Canadians and Cubans are “getting to know each other better.” The dynamics of the “darker side” of the Cuban government is becoming more obvious to Canadians, thus policy and public opinion are being affected. Canadian government and commercial interests are presently stuck between a rock and a hard place: Helms-Burton and Cuban hard-liners. Nevertheless, neither Helms-Burton nor the resurgence of Cuban hard-liners has checkmated commercial interests. Opposition to Helms-Burton is based on its extraterritoriality, not on Cuba-Canada solidarity. Helms-Burton has, unfortunately, had a perverse effect—it has pushed Canadian policy over to the Cuban’s anti-American camp and it has narrowed the leeway of policy options for the Canadian government.
Changes in Canadian diplomatic corps and in configuration of international opposition to Helms-Burton (EU-U.S. deal) as well as pressure on Clinton to both soften and tighten the law are bound to change the dynamics of the relationship. Nevertheless, Canadian commercial and diplomatic ties will continue to grow and the current policy framework is likely to remain much the same. A reversal of policy is not, however, unthinkable given Cuban intransigence in terms of political and economic reform, as well as domestic and international pressures.
In the final analysis, the long-term benefit of Canada’s policy of rapprochement towards Cuba, as well as its general “good neighbor” policy towards the United States is that it qualifies Canada as probably the best possible arbiter between the two countries. The negotiator role is likely to gain importance with the end of the U.S. embargo. Though committed to encouraging change in Cuba by peaceful means, dialogue and engagement, Canadians want to make clear to Cubans as well as to Americans that they are not “patsies.”
Joint Declaration of Ministers of Foreign Affairs of Canada and Cuba:
1. Cooperation in the administration of justice and the judicial-legal system, including exchanges of judges and judicial training.
2. Exchanges between the House of Commons and the National Assembly, focusing on the operations of both institutions.
3. Exchange of experiences relating to the National Assembly’s Citizens’ Complaints Commission.
4. Broadening and deepening cooperation on the issue of human rights, including seminars of mutual interest, academic exchanges between officials, professionals and experts, sharing experiences and positions on the work of the specialized organizations of the UN.
5. Supporting the activities of Canadian and Cuban non-governmental organizations.
6. Continuation of macroeconomic cooperation, with an initial focus in the areas of taxation and central banking while studying other areas of Cuban economic policy reform.
7. Negotiate Foreign Investment Protection Promotion Agreement.
8. Further collaboration on narcotics interdiction.
9. Conversations on international terrorism and its prevention.
10. Negotiation of a Memorandum of Understanding between Health Canada and the Ministry of Public Health of Cuba.
11. The negotiation of an audio-visual co-production agreement.

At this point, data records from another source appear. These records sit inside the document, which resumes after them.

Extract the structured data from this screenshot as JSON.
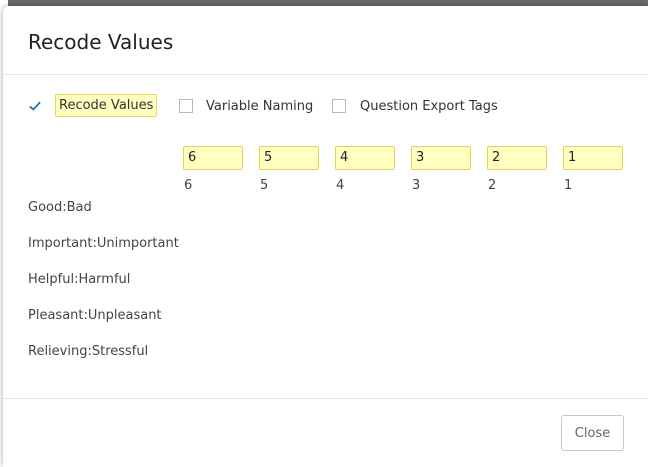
{
  "dialog": {
    "title": "Recode Values",
    "options": [
      {
        "label": "Recode Values",
        "checked": true
      },
      {
        "label": "Variable Naming",
        "checked": false
      },
      {
        "label": "Question Export Tags",
        "checked": false
      }
    ],
    "recode_inputs": [
      "6",
      "5",
      "4",
      "3",
      "2",
      "1"
    ],
    "original_values": [
      "6",
      "5",
      "4",
      "3",
      "2",
      "1"
    ],
    "rows": [
      "Good:Bad",
      "Important:Unimportant",
      "Helpful:Harmful",
      "Pleasant:Unpleasant",
      "Relieving:Stressful"
    ],
    "close_label": "Close"
  },
  "colors": {
    "accent": "#1a73b5",
    "highlight_bg": "#ffffc0",
    "highlight_border": "#e6cf57"
  }
}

12. The renewal of the bilateral sports cooperation accord.
13. The exploration of joint projects in health and environment.
14. The provision of food aid in response to Hurricane Lilli.
1. To convert Canadian dollars into U.S. dollars, multiply by 0.7